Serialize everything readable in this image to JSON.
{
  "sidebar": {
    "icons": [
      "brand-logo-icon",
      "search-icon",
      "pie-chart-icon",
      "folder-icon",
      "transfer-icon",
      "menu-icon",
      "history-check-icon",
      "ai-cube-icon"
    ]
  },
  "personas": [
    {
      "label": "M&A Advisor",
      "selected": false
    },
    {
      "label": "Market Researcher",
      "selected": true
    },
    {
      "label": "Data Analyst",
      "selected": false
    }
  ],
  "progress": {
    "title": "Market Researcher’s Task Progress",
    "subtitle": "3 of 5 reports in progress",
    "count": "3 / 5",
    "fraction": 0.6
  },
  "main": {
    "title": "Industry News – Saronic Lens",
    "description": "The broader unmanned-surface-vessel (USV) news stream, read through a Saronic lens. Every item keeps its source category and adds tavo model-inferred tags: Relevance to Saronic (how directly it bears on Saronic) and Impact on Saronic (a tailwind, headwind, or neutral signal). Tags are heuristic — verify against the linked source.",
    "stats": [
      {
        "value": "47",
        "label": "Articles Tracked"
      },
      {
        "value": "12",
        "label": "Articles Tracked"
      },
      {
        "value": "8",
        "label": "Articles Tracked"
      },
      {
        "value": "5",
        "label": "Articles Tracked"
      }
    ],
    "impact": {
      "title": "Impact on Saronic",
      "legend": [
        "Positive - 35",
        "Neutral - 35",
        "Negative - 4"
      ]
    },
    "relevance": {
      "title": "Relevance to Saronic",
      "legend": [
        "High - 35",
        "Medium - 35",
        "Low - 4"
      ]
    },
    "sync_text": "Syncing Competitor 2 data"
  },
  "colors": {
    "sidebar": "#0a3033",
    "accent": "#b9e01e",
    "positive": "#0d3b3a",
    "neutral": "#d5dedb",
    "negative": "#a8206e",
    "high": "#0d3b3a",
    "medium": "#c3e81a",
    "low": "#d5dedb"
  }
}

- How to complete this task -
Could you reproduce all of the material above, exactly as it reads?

- Problem solution -
Serialize everything readable in this image to JSON.
{
  "sidebar": {
    "icons": [
      "brand-logo-icon",
      "search-icon",
      "pie-chart-icon",
      "folder-icon",
      "transfer-icon",
      "menu-icon",
      "history-check-icon",
      "ai-cube-icon"
    ]
  },
  "personas": [
    {
      "label": "M&A Advisor",
      "selected": false
    },
    {
      "label": "Market Researcher",
      "selected": true
    },
    {
      "label": "Data Analyst",
      "selected": false
    }
  ],
  "progress": {
    "title": "Market Researcher’s Task Progress",
    "subtitle": "3 of 5 reports in progress",
    "count": "3 / 5",
    "fraction": 0.6
  },
  "main": {
    "title": "Industry News – Saronic Lens",
    "description": "The broader unmanned-surface-vessel (USV) news stream, read through a Saronic lens. Every item keeps its source category and adds tavo model-inferred tags: Relevance to Saronic (how directly it bears on Saronic) and Impact on Saronic (a tailwind, headwind, or neutral signal). Tags are heuristic — verify against the linked source.",
    "stats": [
      {
        "value": "47",
        "label": "Articles Tracked"
      },
      {
        "value": "12",
        "label": "Articles Tracked"
      },
      {
        "value": "8",
        "label": "Articles Tracked"
      },
      {
        "value": "5",
        "label": "Articles Tracked"
      }
    ],
    "impact": {
      "title": "Impact on Saronic",
      "legend": [
        "Positive - 35",
        "Neutral - 35",
        "Negative - 4"
      ]
    },
    "relevance": {
      "title": "Relevance to Saronic",
      "legend": [
        "High - 35",
        "Medium - 35",
        "Low - 4"
      ]
    },
    "sync_text": "Syncing Competitor 2 data"
  },
  "colors": {
    "sidebar": "#0a3033",
    "accent": "#b9e01e",
    "positive": "#0d3b3a",
    "neutral": "#d5dedb",
    "negative": "#a8206e",
    "high": "#0d3b3a",
    "medium": "#c3e81a",
    "low": "#d5dedb"
  }
}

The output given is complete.